The Vancouver Canucks signed 2014 7th round draft pick Mackenze Stewart to an entry-level contract today.
Here is the press release from the Canucks:
Vancouver, B.C. – Vancouver Canucks General Manager Jim Benning announced today that the Canucks have signed defenceman Mackenze Stewart.
Stewart, 19, recorded 11 points (5-6-11) and a team-high 114 penalty minutes with the Prince Albert Raiders this season. The Calgary, Alberta native has appeared in 127 WHL regular season games with the Prince Albert Raiders collecting 20 points (10-10-20) and 185 penalty minutes.
The 6’4”, 216-pound defenceman was selected 186th overall by Vancouver in the 2014 NHL Entry Draft.
The timing of this signing is a bit odd, given that the Canucks have yet to sign a more promising prospect, Jordan Subban, presumably because of the 50 contract limit that each NHL team has to adhere to. Subban has until June 1st to sign, or he will re-enter the draft next month.
But let’s not make this all about Subban. This move does not preclude the Canucks from signing Subban and Jim Benning sounded confident today that a deal would get done.
Benning also says he remains confident team will get Jordan Subban signed before end-of-month deadline. #Canucks
— Brad Ziemer (@BradZiemer) May 12, 2015
As for Stewart, he is a rugged stay-at-home defenceman with limited offensive upside.
Even if he never plays a game in the NHL, Stewart has already succeeded. He overcame childhood deafness and started minor hockey at age 12.
Stewart has 80 per cent hearing capability after undergoing multiple operations to correct a “mechanical” problem.
Through most of his life, Stewart, who is listed at six-foot-four and 216 pounds, has excelled despite having to deal with his medical procedures, speech therapy and a late start in minor hockey at age 12 because contact sports posed a risk to his hearing health.
His story of perseverance is impressive, but will he ever develop into an NHL player?
Our prospect guru, Ryan Biech, isn’t overly impressed.
Why you would rush to sign a 7th round pick with a career high 11 points in the CHL is beyond me.
— Ryan Biech (@ryanbiech) May 12, 2015
Rhys Jessop from Canucks Army had a scathing review of Stewart’s ability as a hockey player:
As it turns out, the reason why there’s so little quality information on Mackenze Stewart out there is simply because scouts have watched him and made the determination that he’s not even worth keeping an eye on. There’s no exceptional physical gifts beyond being big, no plus-level defensive ability to note, and nothing projectable about his puck skills. “I bet not one other NHL team even had [Stewart] ranked as a draftable player” was what one WHL scout told me, adding that seeing Stewart get drafted “was a complete shock,” which makes the decision to not only draft him but to sign him just one year later after minimal growth absolutely mystifying.
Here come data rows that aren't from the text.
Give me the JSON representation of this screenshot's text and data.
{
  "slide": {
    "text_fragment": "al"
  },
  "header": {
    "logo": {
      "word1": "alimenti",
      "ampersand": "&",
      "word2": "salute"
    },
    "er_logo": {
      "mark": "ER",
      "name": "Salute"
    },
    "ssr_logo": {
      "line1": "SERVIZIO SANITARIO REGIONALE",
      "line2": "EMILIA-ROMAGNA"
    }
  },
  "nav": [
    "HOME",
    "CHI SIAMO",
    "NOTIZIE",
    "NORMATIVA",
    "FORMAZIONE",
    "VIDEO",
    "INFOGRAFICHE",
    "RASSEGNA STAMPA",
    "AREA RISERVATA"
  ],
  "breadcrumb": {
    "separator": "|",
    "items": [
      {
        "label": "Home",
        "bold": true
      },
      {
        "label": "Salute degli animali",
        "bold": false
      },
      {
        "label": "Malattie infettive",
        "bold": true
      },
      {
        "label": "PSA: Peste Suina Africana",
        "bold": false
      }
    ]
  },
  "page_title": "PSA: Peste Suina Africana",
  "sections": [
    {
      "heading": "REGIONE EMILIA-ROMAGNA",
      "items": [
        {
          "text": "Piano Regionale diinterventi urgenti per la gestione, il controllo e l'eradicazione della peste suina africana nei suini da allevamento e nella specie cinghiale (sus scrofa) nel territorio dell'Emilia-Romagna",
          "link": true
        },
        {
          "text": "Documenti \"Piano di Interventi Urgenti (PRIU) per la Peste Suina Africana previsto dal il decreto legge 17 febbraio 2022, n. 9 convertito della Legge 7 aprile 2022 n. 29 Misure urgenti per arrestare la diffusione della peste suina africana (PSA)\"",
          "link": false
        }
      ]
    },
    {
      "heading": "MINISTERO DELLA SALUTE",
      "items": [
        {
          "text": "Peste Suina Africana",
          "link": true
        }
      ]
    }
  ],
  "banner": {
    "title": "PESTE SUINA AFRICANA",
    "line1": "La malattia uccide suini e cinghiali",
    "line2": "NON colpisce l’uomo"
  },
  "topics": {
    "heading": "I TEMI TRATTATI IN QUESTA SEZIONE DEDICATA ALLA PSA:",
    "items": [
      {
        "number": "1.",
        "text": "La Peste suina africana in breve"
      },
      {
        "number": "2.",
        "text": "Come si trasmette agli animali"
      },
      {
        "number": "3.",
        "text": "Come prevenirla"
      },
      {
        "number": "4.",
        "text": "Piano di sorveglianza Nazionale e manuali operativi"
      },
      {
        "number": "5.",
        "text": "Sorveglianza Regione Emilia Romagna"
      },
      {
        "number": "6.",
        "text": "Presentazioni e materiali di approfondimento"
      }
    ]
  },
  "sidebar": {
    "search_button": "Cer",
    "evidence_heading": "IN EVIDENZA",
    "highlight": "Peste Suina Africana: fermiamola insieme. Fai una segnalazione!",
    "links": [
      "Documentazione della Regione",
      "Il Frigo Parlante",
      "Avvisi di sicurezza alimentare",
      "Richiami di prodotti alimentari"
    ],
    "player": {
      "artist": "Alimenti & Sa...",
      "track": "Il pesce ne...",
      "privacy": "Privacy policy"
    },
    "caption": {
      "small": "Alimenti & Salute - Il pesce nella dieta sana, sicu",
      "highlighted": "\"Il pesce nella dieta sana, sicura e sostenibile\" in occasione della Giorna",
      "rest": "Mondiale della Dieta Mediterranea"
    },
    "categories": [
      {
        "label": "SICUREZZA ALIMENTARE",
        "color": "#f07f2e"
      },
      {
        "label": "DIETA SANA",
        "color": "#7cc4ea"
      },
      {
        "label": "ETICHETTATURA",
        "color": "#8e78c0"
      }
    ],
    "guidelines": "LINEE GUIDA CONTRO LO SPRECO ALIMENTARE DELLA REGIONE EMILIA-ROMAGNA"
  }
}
Corey Pronman noted that in his eyes, Stewart is “not a prospect.”
Jessop also described Stewart as “a depth defenseman on a bad hockey team” and “has shown no signs of growing into any sort of competent two-way player at the junior level”. Remarkably, Jessop’s review seemed to be backed up by Jim Benning himself today. Benning told the Vancouver Sun’s Brad Ziemer that he sees Stewart converting to a winger when he turns pro.
“This year, he played some wing and some defence. I think what we are going to try and do is develop him as a winger. He is a real good skater for his size, he gets in on the forecheck and plays physical. He’ll stick up for his teammates, he’s a hard-nosed kid who will do what needs to be done.”
Translation: Benning is projecting the 6’4″ giant as a future 4th line enforcer. He can already fight, now all that’s left is for him to learn how to play.